• _Recorded data_
==============================

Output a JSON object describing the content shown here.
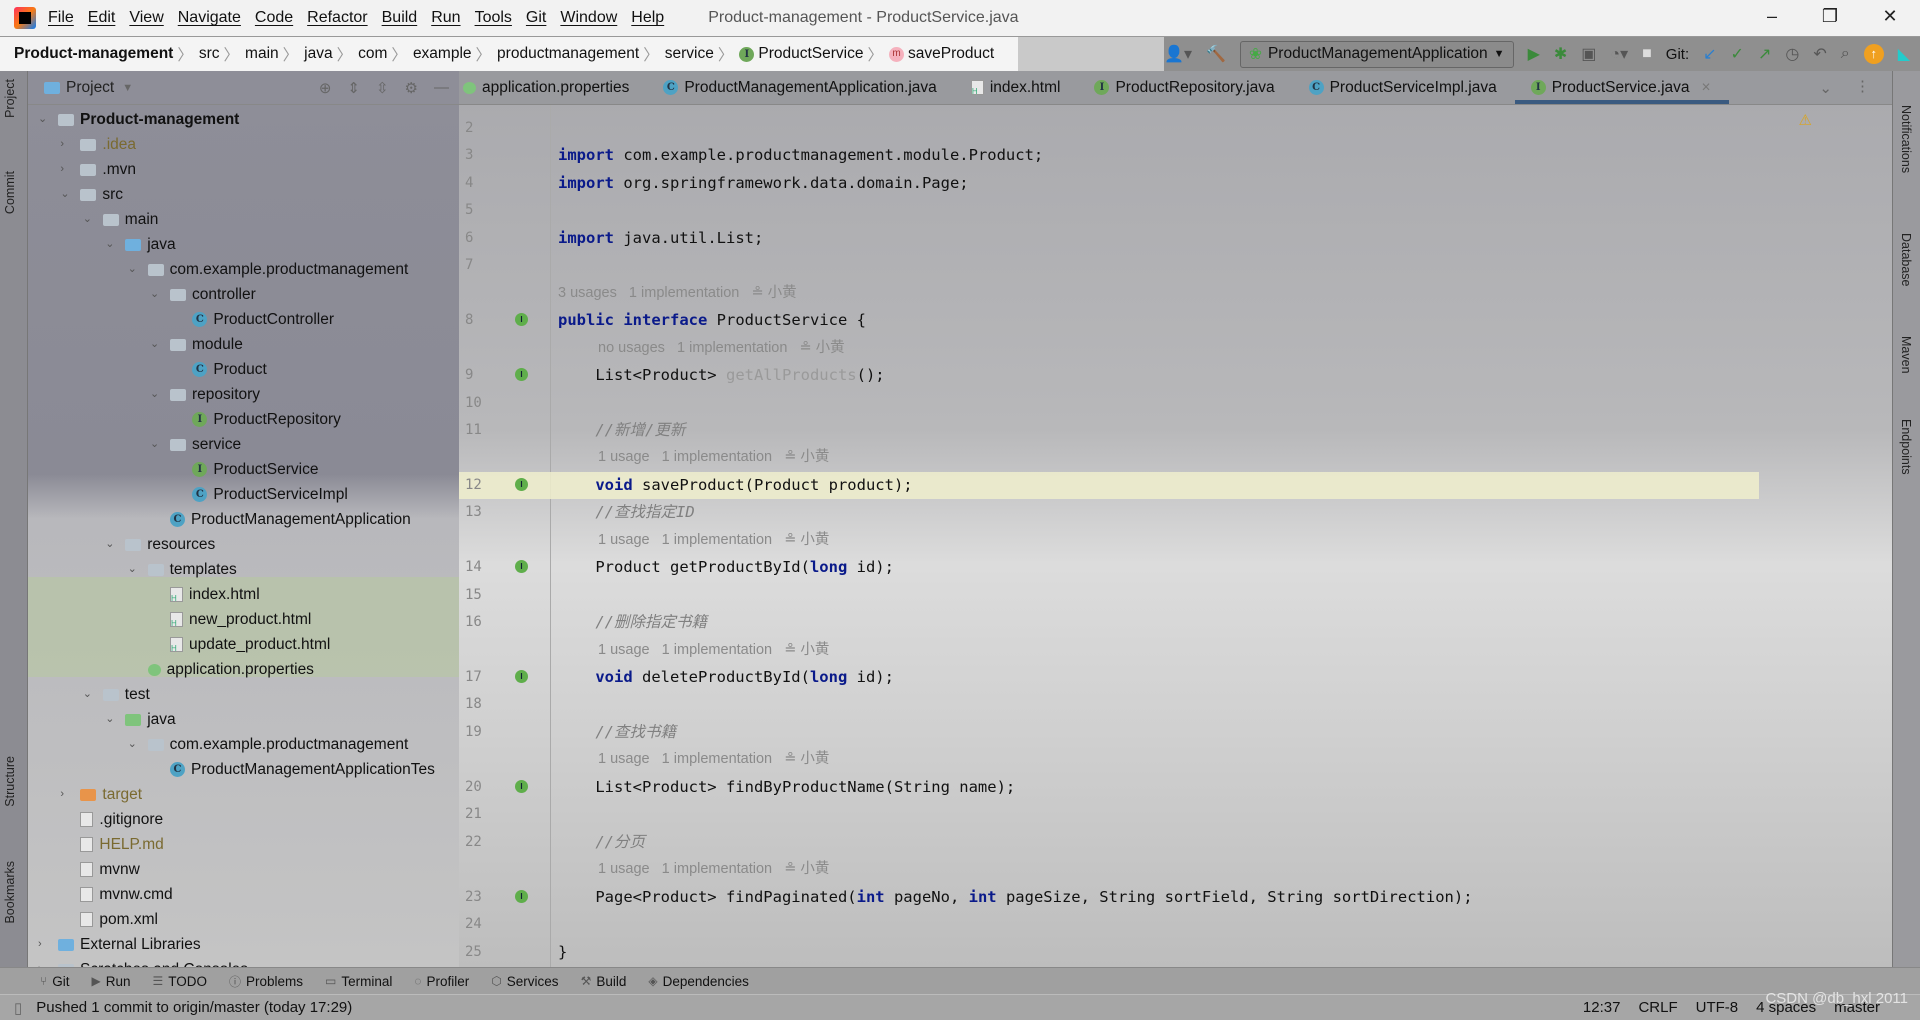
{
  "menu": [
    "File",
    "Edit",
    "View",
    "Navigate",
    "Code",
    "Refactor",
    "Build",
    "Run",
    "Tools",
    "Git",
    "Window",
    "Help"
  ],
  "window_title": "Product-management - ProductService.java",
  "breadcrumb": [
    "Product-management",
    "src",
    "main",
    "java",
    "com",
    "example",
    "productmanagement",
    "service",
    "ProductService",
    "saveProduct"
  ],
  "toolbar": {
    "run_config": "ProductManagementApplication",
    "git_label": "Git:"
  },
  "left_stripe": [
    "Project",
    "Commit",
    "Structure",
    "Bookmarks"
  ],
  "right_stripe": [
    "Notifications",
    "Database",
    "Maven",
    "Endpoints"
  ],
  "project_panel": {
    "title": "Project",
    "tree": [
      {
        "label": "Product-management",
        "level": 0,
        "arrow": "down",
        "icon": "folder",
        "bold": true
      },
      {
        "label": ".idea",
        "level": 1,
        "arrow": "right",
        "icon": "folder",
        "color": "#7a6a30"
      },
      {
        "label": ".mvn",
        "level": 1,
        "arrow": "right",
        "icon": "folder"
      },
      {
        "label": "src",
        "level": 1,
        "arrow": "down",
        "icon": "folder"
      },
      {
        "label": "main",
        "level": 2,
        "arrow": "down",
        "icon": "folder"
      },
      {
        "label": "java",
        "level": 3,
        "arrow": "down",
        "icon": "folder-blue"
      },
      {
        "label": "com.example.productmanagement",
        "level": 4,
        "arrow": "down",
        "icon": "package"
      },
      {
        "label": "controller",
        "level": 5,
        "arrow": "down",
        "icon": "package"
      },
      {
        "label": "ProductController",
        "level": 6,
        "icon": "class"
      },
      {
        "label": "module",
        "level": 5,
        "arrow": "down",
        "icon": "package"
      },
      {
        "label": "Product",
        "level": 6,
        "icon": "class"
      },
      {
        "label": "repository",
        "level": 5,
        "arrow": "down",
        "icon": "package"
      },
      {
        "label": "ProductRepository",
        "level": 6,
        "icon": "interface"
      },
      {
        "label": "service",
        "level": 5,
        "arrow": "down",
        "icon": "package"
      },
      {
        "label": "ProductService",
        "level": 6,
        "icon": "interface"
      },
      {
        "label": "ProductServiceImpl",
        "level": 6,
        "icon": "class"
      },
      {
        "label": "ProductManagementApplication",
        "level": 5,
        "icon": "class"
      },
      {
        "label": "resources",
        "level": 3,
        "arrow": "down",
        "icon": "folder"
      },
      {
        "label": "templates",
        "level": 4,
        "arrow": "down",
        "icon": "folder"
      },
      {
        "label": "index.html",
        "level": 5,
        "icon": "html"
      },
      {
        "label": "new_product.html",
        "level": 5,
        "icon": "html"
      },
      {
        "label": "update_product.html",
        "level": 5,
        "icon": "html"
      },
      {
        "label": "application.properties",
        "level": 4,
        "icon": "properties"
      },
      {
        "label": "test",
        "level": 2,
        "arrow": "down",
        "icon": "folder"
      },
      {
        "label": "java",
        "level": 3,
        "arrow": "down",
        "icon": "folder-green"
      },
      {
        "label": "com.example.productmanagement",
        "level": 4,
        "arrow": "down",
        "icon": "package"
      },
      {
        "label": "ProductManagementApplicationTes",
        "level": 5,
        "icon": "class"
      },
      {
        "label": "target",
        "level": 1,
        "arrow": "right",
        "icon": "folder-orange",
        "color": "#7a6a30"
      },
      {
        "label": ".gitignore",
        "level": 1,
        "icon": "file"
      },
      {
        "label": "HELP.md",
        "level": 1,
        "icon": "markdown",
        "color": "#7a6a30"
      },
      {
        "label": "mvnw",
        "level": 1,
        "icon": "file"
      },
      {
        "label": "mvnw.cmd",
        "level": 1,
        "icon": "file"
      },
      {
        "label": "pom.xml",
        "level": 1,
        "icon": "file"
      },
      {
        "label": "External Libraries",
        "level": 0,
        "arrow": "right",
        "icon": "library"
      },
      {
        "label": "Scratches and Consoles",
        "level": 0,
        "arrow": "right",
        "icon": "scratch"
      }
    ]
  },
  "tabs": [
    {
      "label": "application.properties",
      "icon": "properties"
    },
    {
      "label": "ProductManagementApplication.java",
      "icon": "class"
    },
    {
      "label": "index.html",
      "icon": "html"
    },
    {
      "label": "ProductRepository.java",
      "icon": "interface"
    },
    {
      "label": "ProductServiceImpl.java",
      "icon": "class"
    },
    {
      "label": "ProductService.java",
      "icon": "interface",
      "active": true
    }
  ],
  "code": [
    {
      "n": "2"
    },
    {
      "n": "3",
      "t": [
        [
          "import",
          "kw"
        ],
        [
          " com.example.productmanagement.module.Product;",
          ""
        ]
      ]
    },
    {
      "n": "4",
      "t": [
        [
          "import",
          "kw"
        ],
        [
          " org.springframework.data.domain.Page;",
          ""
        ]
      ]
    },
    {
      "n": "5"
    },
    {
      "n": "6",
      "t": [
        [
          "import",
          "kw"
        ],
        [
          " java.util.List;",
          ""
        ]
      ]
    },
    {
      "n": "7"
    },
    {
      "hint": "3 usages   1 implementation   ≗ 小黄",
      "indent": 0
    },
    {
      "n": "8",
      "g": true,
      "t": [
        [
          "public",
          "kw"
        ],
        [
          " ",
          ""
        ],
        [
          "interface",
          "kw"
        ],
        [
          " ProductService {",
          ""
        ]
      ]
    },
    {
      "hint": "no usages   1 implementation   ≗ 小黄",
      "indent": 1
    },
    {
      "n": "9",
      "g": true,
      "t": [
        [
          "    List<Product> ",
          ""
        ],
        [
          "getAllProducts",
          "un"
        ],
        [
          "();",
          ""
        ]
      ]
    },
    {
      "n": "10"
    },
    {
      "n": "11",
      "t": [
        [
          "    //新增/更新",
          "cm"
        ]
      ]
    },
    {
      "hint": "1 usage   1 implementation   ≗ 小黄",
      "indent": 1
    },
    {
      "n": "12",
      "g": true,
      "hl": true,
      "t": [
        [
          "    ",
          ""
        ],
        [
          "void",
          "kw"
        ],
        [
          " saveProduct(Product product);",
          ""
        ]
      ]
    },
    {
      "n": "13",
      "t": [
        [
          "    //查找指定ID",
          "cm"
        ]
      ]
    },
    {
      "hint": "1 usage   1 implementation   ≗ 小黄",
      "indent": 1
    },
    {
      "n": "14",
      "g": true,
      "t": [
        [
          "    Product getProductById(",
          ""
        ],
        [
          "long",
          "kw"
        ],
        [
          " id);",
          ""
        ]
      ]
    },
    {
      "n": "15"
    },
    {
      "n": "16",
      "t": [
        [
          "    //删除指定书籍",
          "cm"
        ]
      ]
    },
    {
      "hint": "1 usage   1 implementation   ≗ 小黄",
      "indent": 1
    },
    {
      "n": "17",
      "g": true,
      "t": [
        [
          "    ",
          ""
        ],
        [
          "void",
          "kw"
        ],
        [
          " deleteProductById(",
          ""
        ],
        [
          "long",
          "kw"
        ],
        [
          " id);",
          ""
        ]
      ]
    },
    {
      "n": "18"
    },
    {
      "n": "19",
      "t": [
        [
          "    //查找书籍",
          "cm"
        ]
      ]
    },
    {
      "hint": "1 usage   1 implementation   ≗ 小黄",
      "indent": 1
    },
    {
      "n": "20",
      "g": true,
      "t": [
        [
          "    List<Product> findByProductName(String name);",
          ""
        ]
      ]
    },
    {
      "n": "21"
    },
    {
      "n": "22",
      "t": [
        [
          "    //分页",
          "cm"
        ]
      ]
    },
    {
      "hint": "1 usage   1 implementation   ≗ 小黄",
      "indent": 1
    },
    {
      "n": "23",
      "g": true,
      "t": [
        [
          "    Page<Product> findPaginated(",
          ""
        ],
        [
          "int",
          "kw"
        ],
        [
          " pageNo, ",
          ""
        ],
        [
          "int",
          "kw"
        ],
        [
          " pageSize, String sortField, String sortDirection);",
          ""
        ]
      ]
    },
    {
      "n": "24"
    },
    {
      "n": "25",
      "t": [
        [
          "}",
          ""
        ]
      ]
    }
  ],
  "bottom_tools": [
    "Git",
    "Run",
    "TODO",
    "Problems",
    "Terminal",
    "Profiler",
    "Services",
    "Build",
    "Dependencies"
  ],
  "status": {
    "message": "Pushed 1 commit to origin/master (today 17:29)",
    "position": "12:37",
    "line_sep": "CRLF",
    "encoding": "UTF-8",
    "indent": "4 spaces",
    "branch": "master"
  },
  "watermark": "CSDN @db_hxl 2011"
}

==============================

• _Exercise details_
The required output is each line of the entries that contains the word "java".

• _Task output_
  "window_title": "Product-management - ProductService.java",
    "java",
        "label": "java",
        "label": "java",
      "label": "ProductManagementApplication.java",
      "label": "ProductRepository.java",
      "label": "ProductServiceImpl.java",
      "label": "ProductService.java",
          " java.util.List;",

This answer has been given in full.